=== Section Start ===

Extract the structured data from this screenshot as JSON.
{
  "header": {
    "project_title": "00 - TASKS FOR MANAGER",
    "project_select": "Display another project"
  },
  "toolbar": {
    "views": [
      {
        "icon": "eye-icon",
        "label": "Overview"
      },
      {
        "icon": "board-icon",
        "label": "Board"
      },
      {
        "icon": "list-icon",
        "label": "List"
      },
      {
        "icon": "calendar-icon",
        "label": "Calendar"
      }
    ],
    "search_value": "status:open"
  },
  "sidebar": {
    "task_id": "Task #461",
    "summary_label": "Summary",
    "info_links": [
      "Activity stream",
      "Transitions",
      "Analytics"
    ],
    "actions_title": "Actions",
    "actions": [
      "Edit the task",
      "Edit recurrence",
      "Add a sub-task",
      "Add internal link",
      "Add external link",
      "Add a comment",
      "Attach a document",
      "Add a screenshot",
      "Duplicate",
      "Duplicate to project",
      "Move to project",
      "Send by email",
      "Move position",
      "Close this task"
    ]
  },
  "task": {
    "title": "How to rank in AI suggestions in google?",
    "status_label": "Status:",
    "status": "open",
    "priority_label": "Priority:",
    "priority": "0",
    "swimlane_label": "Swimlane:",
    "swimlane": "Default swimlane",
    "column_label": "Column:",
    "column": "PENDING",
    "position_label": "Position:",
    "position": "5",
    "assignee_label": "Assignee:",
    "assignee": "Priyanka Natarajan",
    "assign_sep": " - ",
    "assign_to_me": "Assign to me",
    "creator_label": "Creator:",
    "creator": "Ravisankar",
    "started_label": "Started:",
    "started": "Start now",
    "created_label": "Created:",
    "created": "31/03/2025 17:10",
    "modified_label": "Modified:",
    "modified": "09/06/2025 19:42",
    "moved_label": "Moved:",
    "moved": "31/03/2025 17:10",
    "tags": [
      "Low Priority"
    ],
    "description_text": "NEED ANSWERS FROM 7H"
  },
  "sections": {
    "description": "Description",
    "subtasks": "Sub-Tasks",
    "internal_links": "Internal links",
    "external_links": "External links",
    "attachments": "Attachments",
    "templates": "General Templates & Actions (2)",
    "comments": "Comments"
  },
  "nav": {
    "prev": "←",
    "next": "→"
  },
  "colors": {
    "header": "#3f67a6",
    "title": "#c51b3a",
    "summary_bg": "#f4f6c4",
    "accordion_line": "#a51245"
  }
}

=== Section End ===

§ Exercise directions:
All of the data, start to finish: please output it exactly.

§ Solution for this problem:
Extract the structured data from this screenshot as JSON.
{
  "header": {
    "project_title": "00 - TASKS FOR MANAGER",
    "project_select": "Display another project"
  },
  "toolbar": {
    "views": [
      {
        "icon": "eye-icon",
        "label": "Overview"
      },
      {
        "icon": "board-icon",
        "label": "Board"
      },
      {
        "icon": "list-icon",
        "label": "List"
      },
      {
        "icon": "calendar-icon",
        "label": "Calendar"
      }
    ],
    "search_value": "status:open"
  },
  "sidebar": {
    "task_id": "Task #461",
    "summary_label": "Summary",
    "info_links": [
      "Activity stream",
      "Transitions",
      "Analytics"
    ],
    "actions_title": "Actions",
    "actions": [
      "Edit the task",
      "Edit recurrence",
      "Add a sub-task",
      "Add internal link",
      "Add external link",
      "Add a comment",
      "Attach a document",
      "Add a screenshot",
      "Duplicate",
      "Duplicate to project",
      "Move to project",
      "Send by email",
      "Move position",
      "Close this task"
    ]
  },
  "task": {
    "title": "How to rank in AI suggestions in google?",
    "status_label": "Status:",
    "status": "open",
    "priority_label": "Priority:",
    "priority": "0",
    "swimlane_label": "Swimlane:",
    "swimlane": "Default swimlane",
    "column_label": "Column:",
    "column": "PENDING",
    "position_label": "Position:",
    "position": "5",
    "assignee_label": "Assignee:",
    "assignee": "Priyanka Natarajan",
    "assign_sep": " - ",
    "assign_to_me": "Assign to me",
    "creator_label": "Creator:",
    "creator": "Ravisankar",
    "started_label": "Started:",
    "started": "Start now",
    "created_label": "Created:",
    "created": "31/03/2025 17:10",
    "modified_label": "Modified:",
    "modified": "09/06/2025 19:42",
    "moved_label": "Moved:",
    "moved": "31/03/2025 17:10",
    "tags": [
      "Low Priority"
    ],
    "description_text": "NEED ANSWERS FROM 7H"
  },
  "sections": {
    "description": "Description",
    "subtasks": "Sub-Tasks",
    "internal_links": "Internal links",
    "external_links": "External links",
    "attachments": "Attachments",
    "templates": "General Templates & Actions (2)",
    "comments": "Comments"
  },
  "nav": {
    "prev": "←",
    "next": "→"
  },
  "colors": {
    "header": "#3f67a6",
    "title": "#c51b3a",
    "summary_bg": "#f4f6c4",
    "accordion_line": "#a51245"
  }
}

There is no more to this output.